▶ [TASK DETAILS]
Every entry that follows needs to be repeated exactly.

[DATA EXTRACTS]

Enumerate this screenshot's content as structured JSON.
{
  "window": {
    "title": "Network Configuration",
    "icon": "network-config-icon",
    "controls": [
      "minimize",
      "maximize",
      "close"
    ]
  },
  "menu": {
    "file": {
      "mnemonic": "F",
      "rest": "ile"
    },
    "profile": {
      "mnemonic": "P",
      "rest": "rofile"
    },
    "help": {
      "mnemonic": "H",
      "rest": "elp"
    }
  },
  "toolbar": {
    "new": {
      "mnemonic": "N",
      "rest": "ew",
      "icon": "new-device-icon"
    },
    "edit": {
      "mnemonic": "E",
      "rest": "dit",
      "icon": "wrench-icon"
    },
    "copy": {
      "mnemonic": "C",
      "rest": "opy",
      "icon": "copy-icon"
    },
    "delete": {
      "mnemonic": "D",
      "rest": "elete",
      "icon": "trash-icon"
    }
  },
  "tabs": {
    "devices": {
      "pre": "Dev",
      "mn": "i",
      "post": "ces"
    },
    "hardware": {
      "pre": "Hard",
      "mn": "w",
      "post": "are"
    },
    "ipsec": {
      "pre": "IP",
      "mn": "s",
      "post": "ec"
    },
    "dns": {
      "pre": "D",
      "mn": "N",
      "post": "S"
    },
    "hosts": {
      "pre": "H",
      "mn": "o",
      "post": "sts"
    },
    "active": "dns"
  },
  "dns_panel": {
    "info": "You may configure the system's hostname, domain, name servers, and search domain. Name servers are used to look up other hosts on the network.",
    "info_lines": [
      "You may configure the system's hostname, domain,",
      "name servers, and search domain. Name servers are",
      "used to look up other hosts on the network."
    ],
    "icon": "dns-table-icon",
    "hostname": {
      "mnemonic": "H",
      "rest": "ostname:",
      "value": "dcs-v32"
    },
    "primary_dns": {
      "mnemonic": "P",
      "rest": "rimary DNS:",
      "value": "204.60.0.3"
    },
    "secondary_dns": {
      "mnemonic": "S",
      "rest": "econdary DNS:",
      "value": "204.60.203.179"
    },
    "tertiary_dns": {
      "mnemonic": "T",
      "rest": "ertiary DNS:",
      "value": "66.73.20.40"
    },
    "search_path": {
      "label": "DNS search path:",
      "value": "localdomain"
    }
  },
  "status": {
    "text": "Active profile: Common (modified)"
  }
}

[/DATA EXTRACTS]

▶ [WRITTEN REPLY]
Enumerate this screenshot's content as structured JSON.
{
  "window": {
    "title": "Network Configuration",
    "icon": "network-config-icon",
    "controls": [
      "minimize",
      "maximize",
      "close"
    ]
  },
  "menu": {
    "file": {
      "mnemonic": "F",
      "rest": "ile"
    },
    "profile": {
      "mnemonic": "P",
      "rest": "rofile"
    },
    "help": {
      "mnemonic": "H",
      "rest": "elp"
    }
  },
  "toolbar": {
    "new": {
      "mnemonic": "N",
      "rest": "ew",
      "icon": "new-device-icon"
    },
    "edit": {
      "mnemonic": "E",
      "rest": "dit",
      "icon": "wrench-icon"
    },
    "copy": {
      "mnemonic": "C",
      "rest": "opy",
      "icon": "copy-icon"
    },
    "delete": {
      "mnemonic": "D",
      "rest": "elete",
      "icon": "trash-icon"
    }
  },
  "tabs": {
    "devices": {
      "pre": "Dev",
      "mn": "i",
      "post": "ces"
    },
    "hardware": {
      "pre": "Hard",
      "mn": "w",
      "post": "are"
    },
    "ipsec": {
      "pre": "IP",
      "mn": "s",
      "post": "ec"
    },
    "dns": {
      "pre": "D",
      "mn": "N",
      "post": "S"
    },
    "hosts": {
      "pre": "H",
      "mn": "o",
      "post": "sts"
    },
    "active": "dns"
  },
  "dns_panel": {
    "info": "You may configure the system's hostname, domain, name servers, and search domain. Name servers are used to look up other hosts on the network.",
    "info_lines": [
      "You may configure the system's hostname, domain,",
      "name servers, and search domain. Name servers are",
      "used to look up other hosts on the network."
    ],
    "icon": "dns-table-icon",
    "hostname": {
      "mnemonic": "H",
      "rest": "ostname:",
      "value": "dcs-v32"
    },
    "primary_dns": {
      "mnemonic": "P",
      "rest": "rimary DNS:",
      "value": "204.60.0.3"
    },
    "secondary_dns": {
      "mnemonic": "S",
      "rest": "econdary DNS:",
      "value": "204.60.203.179"
    },
    "tertiary_dns": {
      "mnemonic": "T",
      "rest": "ertiary DNS:",
      "value": "66.73.20.40"
    },
    "search_path": {
      "label": "DNS search path:",
      "value": "localdomain"
    }
  },
  "status": {
    "text": "Active profile: Common (modified)"
  }
}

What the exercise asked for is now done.